**What the task asks**
Once every line in the data that follows has been checked for the word "answer", give only the number of lines that hold it.

= = = = =

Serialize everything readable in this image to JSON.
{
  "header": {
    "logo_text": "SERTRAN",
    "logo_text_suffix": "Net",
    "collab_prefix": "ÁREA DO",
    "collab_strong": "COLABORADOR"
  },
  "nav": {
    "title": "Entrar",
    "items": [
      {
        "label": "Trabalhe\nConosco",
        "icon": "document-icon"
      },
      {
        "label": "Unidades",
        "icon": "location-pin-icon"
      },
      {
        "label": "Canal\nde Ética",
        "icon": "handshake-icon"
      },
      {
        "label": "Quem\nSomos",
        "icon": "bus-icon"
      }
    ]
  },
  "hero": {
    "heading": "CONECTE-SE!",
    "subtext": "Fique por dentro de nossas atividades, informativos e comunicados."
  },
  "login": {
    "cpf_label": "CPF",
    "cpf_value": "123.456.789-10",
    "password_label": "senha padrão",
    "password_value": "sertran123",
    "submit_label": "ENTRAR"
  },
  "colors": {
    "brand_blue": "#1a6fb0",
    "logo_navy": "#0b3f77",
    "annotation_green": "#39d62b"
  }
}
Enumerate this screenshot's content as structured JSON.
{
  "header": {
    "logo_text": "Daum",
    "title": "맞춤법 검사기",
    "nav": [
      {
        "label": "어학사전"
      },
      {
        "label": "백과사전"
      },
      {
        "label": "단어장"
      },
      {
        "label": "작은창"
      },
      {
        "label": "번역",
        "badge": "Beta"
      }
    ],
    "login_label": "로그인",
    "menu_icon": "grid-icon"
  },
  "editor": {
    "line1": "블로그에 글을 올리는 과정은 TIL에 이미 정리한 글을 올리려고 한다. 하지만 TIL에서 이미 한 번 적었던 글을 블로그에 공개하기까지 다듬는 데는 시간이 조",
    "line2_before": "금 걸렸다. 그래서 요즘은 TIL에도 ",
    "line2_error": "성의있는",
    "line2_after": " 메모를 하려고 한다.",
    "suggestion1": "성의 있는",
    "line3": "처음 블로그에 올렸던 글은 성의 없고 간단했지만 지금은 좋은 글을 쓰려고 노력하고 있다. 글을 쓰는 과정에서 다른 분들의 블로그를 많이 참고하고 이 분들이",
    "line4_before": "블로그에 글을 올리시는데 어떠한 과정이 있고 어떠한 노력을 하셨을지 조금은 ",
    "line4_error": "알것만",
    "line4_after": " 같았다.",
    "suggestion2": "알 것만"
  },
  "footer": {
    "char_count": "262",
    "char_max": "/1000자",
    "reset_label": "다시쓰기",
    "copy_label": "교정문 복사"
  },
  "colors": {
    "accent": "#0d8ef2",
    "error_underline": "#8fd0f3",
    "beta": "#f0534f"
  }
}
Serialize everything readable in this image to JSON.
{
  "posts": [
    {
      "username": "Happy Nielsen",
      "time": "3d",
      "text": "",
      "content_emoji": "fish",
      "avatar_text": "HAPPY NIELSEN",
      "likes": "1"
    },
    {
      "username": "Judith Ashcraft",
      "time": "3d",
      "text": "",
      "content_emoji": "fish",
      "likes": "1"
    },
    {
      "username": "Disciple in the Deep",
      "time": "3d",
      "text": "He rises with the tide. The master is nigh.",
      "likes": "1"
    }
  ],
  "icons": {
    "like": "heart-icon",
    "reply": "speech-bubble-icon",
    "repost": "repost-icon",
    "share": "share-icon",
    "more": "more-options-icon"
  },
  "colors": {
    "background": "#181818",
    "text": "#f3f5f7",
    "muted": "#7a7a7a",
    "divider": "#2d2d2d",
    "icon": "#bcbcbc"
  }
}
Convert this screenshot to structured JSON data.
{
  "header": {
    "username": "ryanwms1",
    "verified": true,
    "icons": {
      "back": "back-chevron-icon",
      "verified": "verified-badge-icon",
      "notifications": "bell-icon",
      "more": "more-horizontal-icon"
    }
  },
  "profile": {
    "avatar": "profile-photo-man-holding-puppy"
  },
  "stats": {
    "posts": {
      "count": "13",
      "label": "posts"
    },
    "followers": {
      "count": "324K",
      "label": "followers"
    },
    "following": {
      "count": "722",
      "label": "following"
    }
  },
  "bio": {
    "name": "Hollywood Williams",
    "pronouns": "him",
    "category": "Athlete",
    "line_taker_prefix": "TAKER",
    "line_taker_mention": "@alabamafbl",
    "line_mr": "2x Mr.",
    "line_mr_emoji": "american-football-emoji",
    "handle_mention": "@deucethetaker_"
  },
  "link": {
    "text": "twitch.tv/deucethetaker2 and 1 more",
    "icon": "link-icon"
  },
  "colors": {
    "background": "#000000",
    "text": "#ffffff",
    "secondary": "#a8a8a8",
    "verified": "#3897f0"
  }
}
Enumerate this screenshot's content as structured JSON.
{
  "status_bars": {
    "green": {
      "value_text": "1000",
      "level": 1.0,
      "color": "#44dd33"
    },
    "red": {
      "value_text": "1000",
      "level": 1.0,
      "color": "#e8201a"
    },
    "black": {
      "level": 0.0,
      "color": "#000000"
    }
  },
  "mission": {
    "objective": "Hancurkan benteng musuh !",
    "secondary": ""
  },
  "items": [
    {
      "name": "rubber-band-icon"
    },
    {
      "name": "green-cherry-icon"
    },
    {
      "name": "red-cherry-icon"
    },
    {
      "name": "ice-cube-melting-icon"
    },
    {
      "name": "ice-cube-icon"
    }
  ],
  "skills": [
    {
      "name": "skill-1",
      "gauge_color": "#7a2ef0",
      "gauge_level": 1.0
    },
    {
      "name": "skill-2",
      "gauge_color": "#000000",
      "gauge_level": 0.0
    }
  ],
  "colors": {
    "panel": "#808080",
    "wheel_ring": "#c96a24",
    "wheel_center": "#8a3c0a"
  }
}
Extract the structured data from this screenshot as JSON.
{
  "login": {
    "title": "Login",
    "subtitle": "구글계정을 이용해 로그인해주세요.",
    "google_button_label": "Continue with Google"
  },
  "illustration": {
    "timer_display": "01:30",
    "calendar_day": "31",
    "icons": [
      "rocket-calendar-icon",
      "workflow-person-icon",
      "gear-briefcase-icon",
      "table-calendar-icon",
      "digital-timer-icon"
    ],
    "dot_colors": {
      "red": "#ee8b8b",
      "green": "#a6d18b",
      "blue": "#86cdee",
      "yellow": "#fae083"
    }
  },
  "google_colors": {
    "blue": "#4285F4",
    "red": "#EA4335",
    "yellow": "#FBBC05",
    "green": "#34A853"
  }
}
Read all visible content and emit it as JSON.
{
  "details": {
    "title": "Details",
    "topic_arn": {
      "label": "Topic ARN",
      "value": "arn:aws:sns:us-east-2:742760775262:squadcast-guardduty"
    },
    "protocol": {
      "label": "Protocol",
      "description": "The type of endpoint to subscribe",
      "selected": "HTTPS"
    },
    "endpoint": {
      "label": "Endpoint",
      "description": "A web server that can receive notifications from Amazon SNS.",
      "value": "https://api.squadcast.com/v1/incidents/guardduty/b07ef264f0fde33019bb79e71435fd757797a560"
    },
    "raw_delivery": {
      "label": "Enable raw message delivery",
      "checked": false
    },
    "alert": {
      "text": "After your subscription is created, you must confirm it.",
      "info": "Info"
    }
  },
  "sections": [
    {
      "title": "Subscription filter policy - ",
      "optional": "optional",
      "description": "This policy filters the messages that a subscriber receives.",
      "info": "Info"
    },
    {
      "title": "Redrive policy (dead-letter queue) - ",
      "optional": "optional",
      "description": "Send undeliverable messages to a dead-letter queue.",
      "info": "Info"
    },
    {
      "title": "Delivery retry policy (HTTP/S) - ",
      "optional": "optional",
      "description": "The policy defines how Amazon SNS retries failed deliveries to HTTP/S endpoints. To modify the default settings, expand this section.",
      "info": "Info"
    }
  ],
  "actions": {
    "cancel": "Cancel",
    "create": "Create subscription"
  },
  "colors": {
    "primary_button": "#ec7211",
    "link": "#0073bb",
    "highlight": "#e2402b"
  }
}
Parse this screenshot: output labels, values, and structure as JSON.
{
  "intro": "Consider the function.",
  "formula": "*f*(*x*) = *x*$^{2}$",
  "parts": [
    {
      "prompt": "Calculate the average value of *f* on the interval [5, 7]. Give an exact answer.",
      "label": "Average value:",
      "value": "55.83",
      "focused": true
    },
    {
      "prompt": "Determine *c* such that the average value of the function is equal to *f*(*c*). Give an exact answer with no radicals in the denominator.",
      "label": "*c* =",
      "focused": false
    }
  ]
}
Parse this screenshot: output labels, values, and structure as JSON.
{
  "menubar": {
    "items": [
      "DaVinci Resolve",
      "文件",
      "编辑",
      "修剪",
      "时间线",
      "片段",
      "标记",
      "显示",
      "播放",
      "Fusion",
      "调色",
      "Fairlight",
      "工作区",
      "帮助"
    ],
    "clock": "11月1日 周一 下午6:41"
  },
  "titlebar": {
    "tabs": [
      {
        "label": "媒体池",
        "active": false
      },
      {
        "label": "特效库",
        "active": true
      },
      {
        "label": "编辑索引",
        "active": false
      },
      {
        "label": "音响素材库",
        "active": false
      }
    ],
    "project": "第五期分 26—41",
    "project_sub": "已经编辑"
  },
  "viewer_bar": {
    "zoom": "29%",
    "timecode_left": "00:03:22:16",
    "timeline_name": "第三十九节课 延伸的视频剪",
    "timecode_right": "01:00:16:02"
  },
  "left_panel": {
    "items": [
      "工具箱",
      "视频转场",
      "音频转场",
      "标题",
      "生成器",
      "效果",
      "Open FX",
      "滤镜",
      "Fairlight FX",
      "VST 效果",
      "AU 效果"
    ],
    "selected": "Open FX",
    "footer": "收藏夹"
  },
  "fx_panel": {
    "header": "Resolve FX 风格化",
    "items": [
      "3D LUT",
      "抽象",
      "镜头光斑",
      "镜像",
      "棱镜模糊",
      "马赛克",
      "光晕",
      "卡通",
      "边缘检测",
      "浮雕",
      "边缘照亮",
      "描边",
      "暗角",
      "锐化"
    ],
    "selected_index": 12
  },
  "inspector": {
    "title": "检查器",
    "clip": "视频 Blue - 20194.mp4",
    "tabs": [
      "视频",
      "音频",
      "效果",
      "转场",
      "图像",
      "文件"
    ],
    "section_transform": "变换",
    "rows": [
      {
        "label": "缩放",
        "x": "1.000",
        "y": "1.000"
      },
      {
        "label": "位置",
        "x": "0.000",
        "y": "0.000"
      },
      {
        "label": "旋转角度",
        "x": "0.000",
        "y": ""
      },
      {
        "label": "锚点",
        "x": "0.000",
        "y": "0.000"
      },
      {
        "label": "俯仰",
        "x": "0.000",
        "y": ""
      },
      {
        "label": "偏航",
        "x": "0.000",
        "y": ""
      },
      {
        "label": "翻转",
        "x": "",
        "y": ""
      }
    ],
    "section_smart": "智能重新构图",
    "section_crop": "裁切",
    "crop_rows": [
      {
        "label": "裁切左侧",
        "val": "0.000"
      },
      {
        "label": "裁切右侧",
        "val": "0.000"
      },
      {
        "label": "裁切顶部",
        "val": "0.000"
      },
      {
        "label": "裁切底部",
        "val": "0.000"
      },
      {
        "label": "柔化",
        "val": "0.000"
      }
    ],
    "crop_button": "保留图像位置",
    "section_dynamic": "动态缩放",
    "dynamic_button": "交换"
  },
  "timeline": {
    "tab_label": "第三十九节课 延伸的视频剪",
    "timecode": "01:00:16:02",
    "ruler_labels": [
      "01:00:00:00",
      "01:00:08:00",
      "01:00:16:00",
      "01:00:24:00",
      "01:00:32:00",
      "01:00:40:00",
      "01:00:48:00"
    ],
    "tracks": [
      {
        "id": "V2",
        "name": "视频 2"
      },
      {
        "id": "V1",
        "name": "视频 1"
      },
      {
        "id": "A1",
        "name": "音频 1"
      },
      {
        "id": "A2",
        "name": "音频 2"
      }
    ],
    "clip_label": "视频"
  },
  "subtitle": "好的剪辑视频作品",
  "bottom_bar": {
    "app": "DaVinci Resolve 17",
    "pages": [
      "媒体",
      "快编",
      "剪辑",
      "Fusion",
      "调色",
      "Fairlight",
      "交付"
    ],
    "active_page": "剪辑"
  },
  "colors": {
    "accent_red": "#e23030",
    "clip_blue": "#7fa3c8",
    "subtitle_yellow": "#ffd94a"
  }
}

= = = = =

**Exercise solution**
2